Matt Stoller, the research director at the American Economic Liberties Project, on Thursday said that the House panel’s grilling of tech CEOs was the most important hearing on corporate power since the 1930s.
Stoller told Hill.TV that he felt the lawmakers came to the Wednesday hearing “well-prepared” and having “really done their research about how these guys misbehaved.”
“There were four major tech CEOs, representing $5 trillion of market capitalization, who never have to answer questions to anyone, and they had to sit there for five hours and answer questions,” he said.
Stoller addressed Amazon CEO Jeff BezosJeffrey (Jeff) Preston BezosDems look to keep tax on billionaires in spending bill Matt Stroller: Amazon's Bezos likely lied under oath before Congress The Hill's Morning Report - Presented by Uber - Biden, Democrats dig into legislative specifics MORE’s response to Rep. Pramila JayapalPramila JayapalMatt Stroller: Amazon's Bezos likely lied under oath before Congress Which proposals will survive in the Democrats' spending plan? Proposals to reform supports for parents face chopping block MORE’s (D-Wash.) questioning on nonpublic third-party seller data.

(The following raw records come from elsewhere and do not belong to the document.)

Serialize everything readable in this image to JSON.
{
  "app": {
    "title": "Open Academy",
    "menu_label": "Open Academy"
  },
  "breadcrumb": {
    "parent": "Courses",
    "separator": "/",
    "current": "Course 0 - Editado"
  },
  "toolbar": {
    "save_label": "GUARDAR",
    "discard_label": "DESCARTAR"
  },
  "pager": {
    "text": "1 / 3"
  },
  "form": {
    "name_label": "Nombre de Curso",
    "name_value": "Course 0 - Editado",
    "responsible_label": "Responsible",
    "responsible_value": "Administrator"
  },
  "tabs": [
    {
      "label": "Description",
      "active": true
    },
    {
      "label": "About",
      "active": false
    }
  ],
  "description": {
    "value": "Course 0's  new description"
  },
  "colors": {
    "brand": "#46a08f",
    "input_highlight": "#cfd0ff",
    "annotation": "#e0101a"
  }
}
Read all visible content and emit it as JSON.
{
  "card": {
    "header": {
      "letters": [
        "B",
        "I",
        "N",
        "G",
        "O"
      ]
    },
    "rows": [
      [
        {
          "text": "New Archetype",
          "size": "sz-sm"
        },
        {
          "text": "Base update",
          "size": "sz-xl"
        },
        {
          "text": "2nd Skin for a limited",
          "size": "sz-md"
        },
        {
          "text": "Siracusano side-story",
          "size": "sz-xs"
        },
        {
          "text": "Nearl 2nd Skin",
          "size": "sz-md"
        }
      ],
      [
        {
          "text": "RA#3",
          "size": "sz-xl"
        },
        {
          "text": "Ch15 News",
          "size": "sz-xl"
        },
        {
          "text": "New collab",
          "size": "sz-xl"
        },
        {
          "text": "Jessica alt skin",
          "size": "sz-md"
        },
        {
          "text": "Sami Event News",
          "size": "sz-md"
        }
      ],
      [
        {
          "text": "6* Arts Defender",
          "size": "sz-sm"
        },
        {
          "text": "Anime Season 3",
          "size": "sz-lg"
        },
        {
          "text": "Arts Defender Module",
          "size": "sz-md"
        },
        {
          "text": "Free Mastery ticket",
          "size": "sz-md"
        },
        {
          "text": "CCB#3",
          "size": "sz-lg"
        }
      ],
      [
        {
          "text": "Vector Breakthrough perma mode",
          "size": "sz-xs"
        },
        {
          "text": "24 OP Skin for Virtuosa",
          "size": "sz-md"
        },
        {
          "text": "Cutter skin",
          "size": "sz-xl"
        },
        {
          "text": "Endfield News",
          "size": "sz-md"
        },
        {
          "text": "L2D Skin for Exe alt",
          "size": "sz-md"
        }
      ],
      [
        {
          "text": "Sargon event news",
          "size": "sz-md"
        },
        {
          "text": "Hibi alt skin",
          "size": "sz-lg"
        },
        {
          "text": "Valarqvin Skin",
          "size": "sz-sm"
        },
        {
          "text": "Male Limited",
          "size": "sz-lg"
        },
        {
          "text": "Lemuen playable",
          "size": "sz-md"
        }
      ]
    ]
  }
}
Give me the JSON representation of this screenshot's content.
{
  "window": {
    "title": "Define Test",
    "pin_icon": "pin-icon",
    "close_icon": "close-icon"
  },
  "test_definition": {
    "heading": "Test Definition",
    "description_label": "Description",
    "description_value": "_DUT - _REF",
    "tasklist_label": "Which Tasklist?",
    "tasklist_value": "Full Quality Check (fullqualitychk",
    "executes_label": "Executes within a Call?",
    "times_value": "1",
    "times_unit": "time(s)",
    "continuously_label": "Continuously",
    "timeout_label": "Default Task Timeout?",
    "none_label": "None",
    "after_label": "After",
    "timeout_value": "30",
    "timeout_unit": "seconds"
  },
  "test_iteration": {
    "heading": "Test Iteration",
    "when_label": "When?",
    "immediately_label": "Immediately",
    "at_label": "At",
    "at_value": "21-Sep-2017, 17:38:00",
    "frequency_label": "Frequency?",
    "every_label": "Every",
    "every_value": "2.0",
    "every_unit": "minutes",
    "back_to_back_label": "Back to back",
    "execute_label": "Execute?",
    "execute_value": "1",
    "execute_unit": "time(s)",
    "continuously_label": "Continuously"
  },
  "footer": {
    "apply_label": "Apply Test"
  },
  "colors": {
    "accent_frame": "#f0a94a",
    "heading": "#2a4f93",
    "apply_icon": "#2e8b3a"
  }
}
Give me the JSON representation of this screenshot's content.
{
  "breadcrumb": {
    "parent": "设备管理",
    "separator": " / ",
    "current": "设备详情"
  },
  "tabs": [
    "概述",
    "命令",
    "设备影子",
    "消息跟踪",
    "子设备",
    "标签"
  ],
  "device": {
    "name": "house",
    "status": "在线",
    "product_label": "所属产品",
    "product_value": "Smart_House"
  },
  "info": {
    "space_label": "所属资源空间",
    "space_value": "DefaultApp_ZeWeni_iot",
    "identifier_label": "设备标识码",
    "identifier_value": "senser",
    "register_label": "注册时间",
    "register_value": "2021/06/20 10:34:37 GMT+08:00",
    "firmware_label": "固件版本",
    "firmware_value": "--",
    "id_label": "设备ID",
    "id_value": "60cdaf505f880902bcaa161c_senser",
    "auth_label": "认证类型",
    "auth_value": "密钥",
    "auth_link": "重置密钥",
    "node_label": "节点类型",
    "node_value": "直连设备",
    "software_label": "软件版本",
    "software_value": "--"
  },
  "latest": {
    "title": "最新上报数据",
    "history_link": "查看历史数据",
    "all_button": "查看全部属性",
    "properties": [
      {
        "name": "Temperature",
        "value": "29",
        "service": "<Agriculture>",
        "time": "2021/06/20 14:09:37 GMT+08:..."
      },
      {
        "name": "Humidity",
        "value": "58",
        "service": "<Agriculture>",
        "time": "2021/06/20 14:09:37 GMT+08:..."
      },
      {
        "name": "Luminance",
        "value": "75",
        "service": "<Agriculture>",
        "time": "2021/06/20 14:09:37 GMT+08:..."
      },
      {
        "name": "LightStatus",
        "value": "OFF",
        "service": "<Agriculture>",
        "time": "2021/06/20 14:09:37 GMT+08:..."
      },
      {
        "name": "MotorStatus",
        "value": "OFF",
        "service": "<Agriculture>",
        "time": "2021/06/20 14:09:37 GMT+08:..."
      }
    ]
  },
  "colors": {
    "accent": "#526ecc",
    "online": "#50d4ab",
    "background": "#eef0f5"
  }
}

The CEO testified that Amazon had a policy against using that data, but he added “I can’t guarantee you that that policy has never been violated.”
“That’s amazing because what it indicates is that no one’s really in charge of Amazon,” he said. “And you see this kind of across the board.”
“These guys kind of seem like they’re titans of industry, but in fact all they really pay attention to is making sure that the toll booth that they control is in working order, but the rest of it they don’t care,” he added.